As I stated earlier, Herzog is an accomplished visual stylist in his own right, and his multiple pulls from Murnau don't really diminish this fact, even if they do put some strain on the film. There are several visually arresting shots through Phantom der Nacht that envelop the audience in another time and place. Many of these occur during Jonathan Harker's ascent up the mountain to Castle Dracula, as he passes by babbling streams, impossibly deep gullies, and rolling green hills - all bursting with the colors that consummate outdoorsman Herzog would know well. Then, as Harker nears the castle, strange dark clouds roll in, blotting out the sun and finally causing the very frame to fade to black. In the next shot, which features Harker walking down a path in near-total darkness, something has definitely changed. While the film previous to this point had relied on naturalistic lighting schemes, now Harker is lit from behind by some unknown non-diegetic source, clearly indicating that Phantom der Nacht has traversed out of the world of the rational.
Unfortunately, these breathtaking scenes are not complimented by Herzog’s pacing decisions. Phantom der Nacht moves very slowly. Very. Very. Slowly. There's a number of reasons for this -- shots linger for many seconds longer than absolutely necessary, actors take speaking sabbaticals between sentences, and excessive time is spent establishing locations. None of these peculiarities would be a problem if Herzog had undertaken a remake of, say, Murnau's The Last Laugh or Sunrise. However, this is meant to be Nosferatu and Herzog's editing choices defuse tension and drain much of the horror from the story, leaving only a sense of disquiet behind.
F.W. Murnau produced a masterpiece in 1922. Fifty-seven years later, Werner Herzog tried for the same. The result is neither masterpiece nor folly but the kind of near-miss only a genius could create. Herzog's remake is rich with subtext and beautiful in its own way, though waylaid by some unfortunate directorial choices. As fascinating for its flaws as it is for its successes, Nosferatu: Phantom der Nacht is still worthy and deserving of the effort to explore its nuances.
This review is part of German Horror Week, the third of five celebrations of international horror done for our Shocktober 2008 event.
1 In the interest of full disclosure, there is one reference made to Bela Lugosi's "children of the night" line from the 1931 Dracula. However, on the DVD commentary for Phantom der Nacht, Herzog claims that he hasn't seen that version. Either he's misremembering or he pulled that bit from popular culture. In any case, it's the exception rather than the rule.

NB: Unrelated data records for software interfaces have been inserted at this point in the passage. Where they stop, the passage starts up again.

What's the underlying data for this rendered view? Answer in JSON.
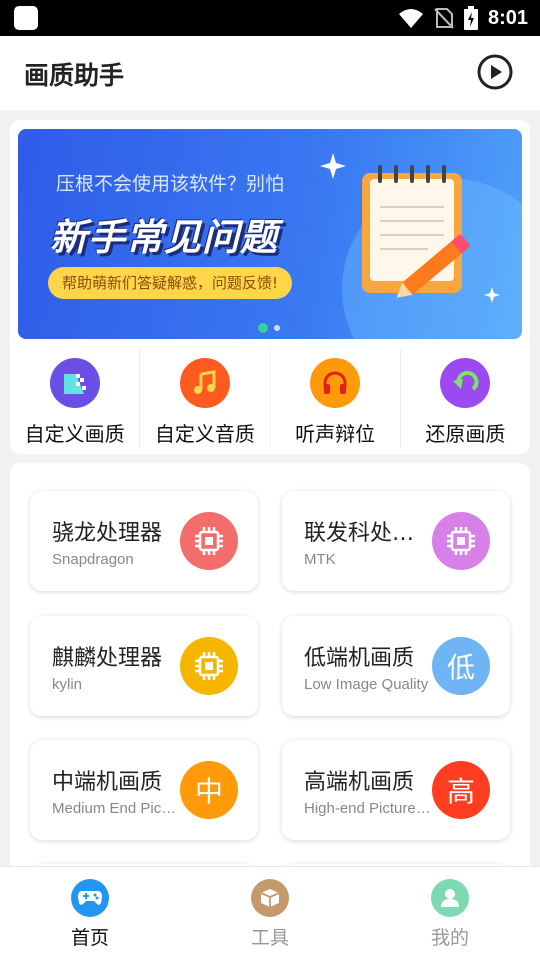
{
  "status_bar": {
    "time": "8:01"
  },
  "app_bar": {
    "title": "画质助手"
  },
  "banner": {
    "subtitle": "压根不会使用该软件？别怕",
    "headline": "新手常见问题",
    "pill": "帮助萌新们答疑解惑，问题反馈!"
  },
  "quick_actions": [
    {
      "label": "自定义画质",
      "icon": "grid-icon",
      "color": "#6b4ee6"
    },
    {
      "label": "自定义音质",
      "icon": "music-note-icon",
      "color": "#ff5a1f"
    },
    {
      "label": "听声辩位",
      "icon": "headphones-icon",
      "color": "#ff9a0a"
    },
    {
      "label": "还原画质",
      "icon": "restore-icon",
      "color": "#9b4af0"
    }
  ],
  "chips": [
    {
      "title": "骁龙处理器",
      "subtitle": "Snapdragon",
      "glyph": "",
      "color": "#f36d6d"
    },
    {
      "title": "联发科处理器",
      "subtitle": "MTK",
      "glyph": "",
      "color": "#d680e8"
    },
    {
      "title": "麒麟处理器",
      "subtitle": "kylin",
      "glyph": "",
      "color": "#f7b500"
    },
    {
      "title": "低端机画质",
      "subtitle": "Low Image Quality",
      "glyph": "低",
      "color": "#6fb4f3"
    },
    {
      "title": "中端机画质",
      "subtitle": "Medium End Picture Quality",
      "glyph": "中",
      "color": "#ff9a0a"
    },
    {
      "title": "高端机画质",
      "subtitle": "High-end Picture Quality",
      "glyph": "高",
      "color": "#ff3d1f"
    }
  ],
  "tabs": [
    {
      "label": "首页",
      "icon": "gamepad-icon",
      "color": "#2196f3",
      "active": true
    },
    {
      "label": "工具",
      "icon": "box-icon",
      "color": "#c49a6c",
      "active": false
    },
    {
      "label": "我的",
      "icon": "person-icon",
      "color": "#7ed9b0",
      "active": false
    }
  ]
}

2 "Werner Herzog Talks About the Making of His New Films: 'Nosferatu the Vampyre.'" Nosferatu: Phantom der Nacht. DVD. 1979. Anchor Bay Entertainment, 2004.
3 Herzog, Werner and Norman Hill. Audio Commentary. Nosferatu: Phantom der Nacht. DVD. Anchor Bay Entertainment, 2004.